■ **Data about app and page elements**
=== Section Start ===
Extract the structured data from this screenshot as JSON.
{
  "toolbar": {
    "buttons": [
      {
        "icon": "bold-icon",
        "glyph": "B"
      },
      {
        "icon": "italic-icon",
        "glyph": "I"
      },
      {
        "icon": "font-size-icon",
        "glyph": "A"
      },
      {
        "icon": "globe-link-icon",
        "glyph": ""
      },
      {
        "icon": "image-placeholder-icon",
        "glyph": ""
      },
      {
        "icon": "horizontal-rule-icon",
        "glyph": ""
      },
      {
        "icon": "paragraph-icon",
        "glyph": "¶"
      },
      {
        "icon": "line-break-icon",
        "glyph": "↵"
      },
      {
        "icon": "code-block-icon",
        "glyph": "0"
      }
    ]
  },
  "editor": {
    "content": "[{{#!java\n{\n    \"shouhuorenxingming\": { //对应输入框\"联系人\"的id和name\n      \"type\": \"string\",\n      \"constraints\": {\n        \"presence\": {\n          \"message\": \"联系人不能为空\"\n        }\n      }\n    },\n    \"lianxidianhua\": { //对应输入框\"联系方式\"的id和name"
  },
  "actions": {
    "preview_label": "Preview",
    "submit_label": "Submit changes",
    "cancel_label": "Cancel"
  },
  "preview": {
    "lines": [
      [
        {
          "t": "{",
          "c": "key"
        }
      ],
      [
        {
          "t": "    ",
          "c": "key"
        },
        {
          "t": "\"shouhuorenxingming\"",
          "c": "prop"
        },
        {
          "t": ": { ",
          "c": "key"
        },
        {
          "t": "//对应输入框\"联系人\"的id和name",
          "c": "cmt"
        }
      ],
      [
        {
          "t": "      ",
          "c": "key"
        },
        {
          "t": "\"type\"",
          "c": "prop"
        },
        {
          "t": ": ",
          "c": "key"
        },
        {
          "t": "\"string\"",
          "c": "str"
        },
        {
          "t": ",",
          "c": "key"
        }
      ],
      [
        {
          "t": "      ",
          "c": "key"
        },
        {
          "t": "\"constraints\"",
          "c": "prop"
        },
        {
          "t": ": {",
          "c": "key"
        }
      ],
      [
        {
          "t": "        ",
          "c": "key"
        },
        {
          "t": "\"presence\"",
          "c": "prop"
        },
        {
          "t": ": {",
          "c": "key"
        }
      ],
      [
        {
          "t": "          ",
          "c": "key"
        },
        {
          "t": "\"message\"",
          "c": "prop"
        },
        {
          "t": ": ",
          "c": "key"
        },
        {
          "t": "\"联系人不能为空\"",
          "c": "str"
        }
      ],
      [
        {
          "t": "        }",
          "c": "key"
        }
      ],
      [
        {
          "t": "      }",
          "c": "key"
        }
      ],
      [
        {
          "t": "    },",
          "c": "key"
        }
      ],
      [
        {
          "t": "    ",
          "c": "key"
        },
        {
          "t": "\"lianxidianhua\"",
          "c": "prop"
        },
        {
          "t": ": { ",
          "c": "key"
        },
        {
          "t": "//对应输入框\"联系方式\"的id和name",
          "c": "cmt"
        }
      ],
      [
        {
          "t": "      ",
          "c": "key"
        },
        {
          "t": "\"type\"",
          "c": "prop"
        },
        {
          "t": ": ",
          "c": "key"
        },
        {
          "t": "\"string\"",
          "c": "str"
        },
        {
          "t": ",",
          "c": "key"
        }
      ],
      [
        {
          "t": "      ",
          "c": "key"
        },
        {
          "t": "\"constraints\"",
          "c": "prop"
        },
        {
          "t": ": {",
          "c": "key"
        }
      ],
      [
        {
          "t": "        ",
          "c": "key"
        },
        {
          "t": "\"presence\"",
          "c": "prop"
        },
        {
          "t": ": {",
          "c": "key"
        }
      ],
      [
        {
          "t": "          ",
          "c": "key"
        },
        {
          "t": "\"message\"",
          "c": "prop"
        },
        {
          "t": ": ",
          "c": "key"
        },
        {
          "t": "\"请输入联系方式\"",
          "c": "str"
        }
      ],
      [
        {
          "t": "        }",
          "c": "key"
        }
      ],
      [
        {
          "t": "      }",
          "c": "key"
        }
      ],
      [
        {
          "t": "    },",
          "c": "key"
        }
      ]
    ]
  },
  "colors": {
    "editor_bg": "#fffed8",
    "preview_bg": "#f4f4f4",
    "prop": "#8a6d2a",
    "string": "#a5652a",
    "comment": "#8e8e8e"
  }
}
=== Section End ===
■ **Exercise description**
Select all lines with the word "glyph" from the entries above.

■ **Result of this task**
        "glyph": "B"
        "glyph": "I"
        "glyph": "A"
        "glyph": ""
        "glyph": ""
        "glyph": ""
        "glyph": "¶"
        "glyph": "↵"
        "glyph": "0"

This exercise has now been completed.